I’m happy to say that Sigma Tau Delta has made every effort to ensure that their students with disabilities have equal opportunities to enjoy themselves while attending the 2014 Convention in Savannah, GA. I had the opportunity to visit the convention hotel this past September for the fall Board meeting, and I want to share my observations about the location for the upcoming convention.
The Hotel: The hotel for this year’s convention is the Savannah Marriott Riverfront.
In the Savannah Marriott Riverfront hotel lobby with High Plains SR Janine Brooks
Yes, the hotel is literally on the river. However, such a location does not mean that a student with a disability can’t enjoy it. The hotel offers multiple ramps leading to the rear entrance of the hotel where the river is. This same access also has additional ramps leading to the River Market. The hotel offers ADA compliant rooms, which are accessible for students with physical and visual limitations. The rooms have wheelchair accessible showers, lower sinks, and grab bars along the walls in the bathroom. From my experience, there’s no part of the hotel that is not accessible. I enjoyed meals in the Blue Restaurant, had meetings in multiple conference rooms, and even sat poolside with friends while staying in my wheelchair.

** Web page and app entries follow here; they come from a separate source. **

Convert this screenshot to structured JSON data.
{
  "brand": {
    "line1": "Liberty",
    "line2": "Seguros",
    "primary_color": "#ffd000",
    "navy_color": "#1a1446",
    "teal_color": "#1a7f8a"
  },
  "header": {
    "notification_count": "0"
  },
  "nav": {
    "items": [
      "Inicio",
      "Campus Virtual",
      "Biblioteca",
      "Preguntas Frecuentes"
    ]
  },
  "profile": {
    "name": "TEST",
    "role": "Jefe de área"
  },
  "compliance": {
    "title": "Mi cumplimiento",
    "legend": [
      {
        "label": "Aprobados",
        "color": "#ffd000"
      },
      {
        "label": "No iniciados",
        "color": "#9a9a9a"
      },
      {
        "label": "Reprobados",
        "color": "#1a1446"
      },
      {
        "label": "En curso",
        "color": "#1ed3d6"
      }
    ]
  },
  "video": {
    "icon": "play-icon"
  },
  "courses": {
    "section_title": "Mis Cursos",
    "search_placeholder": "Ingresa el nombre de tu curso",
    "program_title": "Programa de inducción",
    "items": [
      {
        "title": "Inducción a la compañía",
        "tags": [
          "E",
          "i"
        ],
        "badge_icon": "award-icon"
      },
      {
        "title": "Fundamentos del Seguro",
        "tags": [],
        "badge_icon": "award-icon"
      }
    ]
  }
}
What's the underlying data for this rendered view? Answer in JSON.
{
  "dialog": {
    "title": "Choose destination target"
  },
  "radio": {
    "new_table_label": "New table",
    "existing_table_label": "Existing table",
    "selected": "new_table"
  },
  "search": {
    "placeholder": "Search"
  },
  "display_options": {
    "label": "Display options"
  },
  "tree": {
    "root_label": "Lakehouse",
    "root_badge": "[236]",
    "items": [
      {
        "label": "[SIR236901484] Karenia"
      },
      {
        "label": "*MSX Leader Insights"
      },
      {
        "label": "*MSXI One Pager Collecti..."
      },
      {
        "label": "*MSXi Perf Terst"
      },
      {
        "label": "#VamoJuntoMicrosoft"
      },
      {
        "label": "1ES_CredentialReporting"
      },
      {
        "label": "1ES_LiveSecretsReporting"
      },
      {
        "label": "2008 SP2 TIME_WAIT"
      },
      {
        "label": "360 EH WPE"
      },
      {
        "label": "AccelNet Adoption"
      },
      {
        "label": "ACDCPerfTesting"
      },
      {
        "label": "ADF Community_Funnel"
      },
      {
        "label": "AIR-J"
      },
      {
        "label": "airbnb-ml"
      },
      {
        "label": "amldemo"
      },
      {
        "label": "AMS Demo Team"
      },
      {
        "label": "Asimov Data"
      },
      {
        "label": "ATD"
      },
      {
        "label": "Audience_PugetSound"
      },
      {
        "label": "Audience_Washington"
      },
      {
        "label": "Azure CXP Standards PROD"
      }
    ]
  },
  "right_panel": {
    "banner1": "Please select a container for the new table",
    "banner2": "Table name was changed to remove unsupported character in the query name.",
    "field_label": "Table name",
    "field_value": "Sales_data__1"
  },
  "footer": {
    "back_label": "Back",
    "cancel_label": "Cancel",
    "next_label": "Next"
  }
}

I am also glad to say that the hotel employees are more than helpful. During my stay I was constantly approached by hotel staff to see if I needed anything to make my stay more enjoyable. Their ongoing persistence in meeting my needs not only ensured my stay was pleasant, but also showed me that Sigma Tau Delta is careful to have conventions where their students are treated respectfully.
Navigating a cobblestone parking lot near the hotel
The Town of Savannah: Savannah is a beautiful and historic town. Parts of the town still have original cobblestone streets from the pirate age of 1773. Unfortunately, there is also a massive, steep hill in front of the hotel. This is the main access point from the hotel to the downtown area. I personally had difficulties with it. I needed assistance going down the hill to ensure my safety, and the cobblestone streets could be difficult to navigate. Luckily there are alternate routes to most locations. They may take you a few extra minutes, but these alternate routes are much more accessible. The river walk behind the hotel is flatter and can take you to many attractions, as well as to the trolley or the ferry for transportation to other parts of town. The trolley and ferry are free, or for even faster and more convenient transportation there is a $3 shuttle that will pick you up at the hotel and take you anywhere you want to go. The city of Savannah provides a list of restaurants and attractions that are accessible.
Exploring Savannah with the other student leaders
Sigma Tau Delta: Sigma Tau Delta prides itself on being diversified. We are prepared to take whatever action is needed to see that anyone who is interested in attending the 2014 Convention is able to. We recognize that disabilities are not all the same and we are prepared to help in meeting the needs of all students. The convention is a time of great joy and excitement and all members, irrespective of their disability status, are entitled to participate.
Great writers and scholars come from different walks of life. Even those who travel their lives with wheels, walker, cane, or assistive animal should have their work displayed at the 2014 Convention. Anyone who has questions or concerns about attending the convention, for any reason, is encouraged to contact the Central Office at email@example.com for assistance. You are also welcome to contact me at firstname.lastname@example.org if you have any questions about my experiences, or about running for the SR or ASR position. We are here for you. I hope to see you in Savannah!